By Erin Daigle, undergraduate, Louisiana State University
Miss Cora Crawford was born in Philadelphia in 1880. She was the niece of Carrie Staudenmayer, who was the head of their household. They resided in Ward 22 in Philadelphia. She was considered to be a leading social, professional and businesswoman of the state. Crawford never married and she dedicated her life to her suffrage work.
It is not known the exact year that Crawford began her suffrage work. In March 1913 Crawford marched alongside Alice Paul and many other women in the suffrage parade in Washington, D.C. In mid-1918, it is clear that she was a dedicated suffragist.
Crawford and fifty other women of the National Woman’s Party were arrested on August 6, 1918 and charged with unlawfully congregating in the public parks of Washington, D.C. after a staged demonstration at the White House. They held banners that criticized President Wilson.
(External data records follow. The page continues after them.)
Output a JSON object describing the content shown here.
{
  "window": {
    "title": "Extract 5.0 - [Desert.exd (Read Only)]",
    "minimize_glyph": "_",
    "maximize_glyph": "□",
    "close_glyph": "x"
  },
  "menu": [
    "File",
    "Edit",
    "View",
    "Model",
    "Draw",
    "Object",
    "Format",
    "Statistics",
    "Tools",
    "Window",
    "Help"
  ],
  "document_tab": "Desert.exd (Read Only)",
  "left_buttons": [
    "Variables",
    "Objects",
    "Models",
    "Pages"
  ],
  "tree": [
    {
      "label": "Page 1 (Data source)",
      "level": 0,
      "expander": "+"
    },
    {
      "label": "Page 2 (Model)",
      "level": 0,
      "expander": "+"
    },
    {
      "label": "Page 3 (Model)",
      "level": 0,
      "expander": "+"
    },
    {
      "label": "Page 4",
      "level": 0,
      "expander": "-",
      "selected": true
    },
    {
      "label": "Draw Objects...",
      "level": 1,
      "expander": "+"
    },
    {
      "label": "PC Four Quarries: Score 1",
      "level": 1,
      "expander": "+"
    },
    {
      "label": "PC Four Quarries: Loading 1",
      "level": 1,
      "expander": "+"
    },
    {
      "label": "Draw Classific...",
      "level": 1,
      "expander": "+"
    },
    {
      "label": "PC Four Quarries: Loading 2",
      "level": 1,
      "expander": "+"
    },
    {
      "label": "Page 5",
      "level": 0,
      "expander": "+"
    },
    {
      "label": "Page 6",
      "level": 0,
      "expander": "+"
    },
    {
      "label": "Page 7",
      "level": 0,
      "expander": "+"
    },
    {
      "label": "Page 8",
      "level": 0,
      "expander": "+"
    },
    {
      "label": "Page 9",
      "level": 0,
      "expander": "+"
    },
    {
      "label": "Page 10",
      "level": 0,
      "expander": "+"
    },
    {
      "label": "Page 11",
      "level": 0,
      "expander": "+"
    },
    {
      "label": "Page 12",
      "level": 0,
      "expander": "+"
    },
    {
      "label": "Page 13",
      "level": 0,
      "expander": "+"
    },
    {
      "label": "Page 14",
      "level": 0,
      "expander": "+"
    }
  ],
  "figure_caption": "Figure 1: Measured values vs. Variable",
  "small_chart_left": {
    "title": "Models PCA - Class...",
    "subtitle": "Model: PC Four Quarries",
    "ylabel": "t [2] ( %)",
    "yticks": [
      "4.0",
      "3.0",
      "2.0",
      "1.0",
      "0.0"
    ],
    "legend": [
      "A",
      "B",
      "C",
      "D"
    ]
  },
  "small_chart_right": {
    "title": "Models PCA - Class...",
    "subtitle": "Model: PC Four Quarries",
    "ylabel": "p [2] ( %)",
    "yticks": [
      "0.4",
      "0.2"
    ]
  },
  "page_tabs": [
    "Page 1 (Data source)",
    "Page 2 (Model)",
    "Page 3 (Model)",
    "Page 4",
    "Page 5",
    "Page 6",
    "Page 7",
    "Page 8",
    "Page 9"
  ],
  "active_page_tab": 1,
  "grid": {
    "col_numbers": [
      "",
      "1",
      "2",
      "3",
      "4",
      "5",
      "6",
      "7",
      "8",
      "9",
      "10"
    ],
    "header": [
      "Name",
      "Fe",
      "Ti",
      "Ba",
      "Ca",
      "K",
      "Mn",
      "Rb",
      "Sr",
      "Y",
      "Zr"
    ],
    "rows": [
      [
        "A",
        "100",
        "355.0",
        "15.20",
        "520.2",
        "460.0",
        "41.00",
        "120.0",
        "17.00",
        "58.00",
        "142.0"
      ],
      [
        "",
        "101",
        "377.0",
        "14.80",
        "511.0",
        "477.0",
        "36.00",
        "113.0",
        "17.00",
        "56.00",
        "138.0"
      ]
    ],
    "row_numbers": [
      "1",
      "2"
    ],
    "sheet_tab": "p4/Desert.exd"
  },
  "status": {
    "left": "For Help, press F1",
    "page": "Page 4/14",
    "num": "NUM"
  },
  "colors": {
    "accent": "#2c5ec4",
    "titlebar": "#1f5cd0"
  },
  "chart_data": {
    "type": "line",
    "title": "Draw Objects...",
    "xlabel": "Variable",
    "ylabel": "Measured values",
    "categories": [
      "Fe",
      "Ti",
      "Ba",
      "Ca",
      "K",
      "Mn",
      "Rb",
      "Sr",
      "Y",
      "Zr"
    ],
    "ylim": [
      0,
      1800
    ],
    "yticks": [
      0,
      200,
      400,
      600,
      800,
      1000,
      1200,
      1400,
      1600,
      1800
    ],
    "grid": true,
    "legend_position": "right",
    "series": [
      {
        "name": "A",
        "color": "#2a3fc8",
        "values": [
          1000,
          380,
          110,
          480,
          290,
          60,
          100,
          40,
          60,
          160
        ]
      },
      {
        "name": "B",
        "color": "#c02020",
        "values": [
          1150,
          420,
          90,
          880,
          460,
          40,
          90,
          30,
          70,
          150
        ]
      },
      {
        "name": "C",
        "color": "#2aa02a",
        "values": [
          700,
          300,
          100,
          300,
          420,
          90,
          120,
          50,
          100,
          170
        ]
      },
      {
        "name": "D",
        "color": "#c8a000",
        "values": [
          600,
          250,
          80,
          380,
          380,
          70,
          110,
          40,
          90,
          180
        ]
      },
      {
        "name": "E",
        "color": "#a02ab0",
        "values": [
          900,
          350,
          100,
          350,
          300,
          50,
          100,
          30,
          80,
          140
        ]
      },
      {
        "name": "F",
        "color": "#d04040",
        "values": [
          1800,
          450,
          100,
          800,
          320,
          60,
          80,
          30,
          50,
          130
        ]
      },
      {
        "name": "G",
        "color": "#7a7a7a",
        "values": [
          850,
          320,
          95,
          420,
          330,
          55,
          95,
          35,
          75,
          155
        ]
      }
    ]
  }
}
Only a week after being released from jail, she was once again arrested along with 37 other women of the National Woman’s Party for attempting to hold a meeting in Lafayette Square in protest against the Senate’s delay in passing the suffrage amendment. Several months later, in January 1919, she was arrested for a third time during the Watchfire demonstration. She refused to pay a fine and was then sentenced to five days in District Jail.
Once women gained the vote, Crawford continued her work with the National Woman’s Party and became a member of a convention committee. She contributed to the proposed plan of a Women’s Convention to be held in Washington on February 15, 1921. Part of the meeting involved a presentation to Congress of a memorial statue of the three great pioneers of the suffrage movement—Susan B. Anthony, Lucretia Mott and Elizabeth Cady Stanton.
Crawford later moved back to her hometown of Philadelphia as reported in the 1930 U.S. Census. She was single and 50 years old at the time. Her trail is faint after this and the cause of her death is unknown. Crawford remains one of the many women who contributed to woman’s suffrage, and her active involvement will remain a significant part of the movement that gained women the right to vote.
Crawford is included in Doris Stevens, Jailed for Freedom (New York: Boni and Liveright, 1920). She is featured in the newspaper articles: “Women off to the Capitol,” Philadelphia Inquirer, August 6, 1918 and “Raid Suffragists Near White House: Fifty Women, Some Bearing Banner Criticizing President, Taken Into Custody,” Philadelphia Inquirer, August 7, 1918.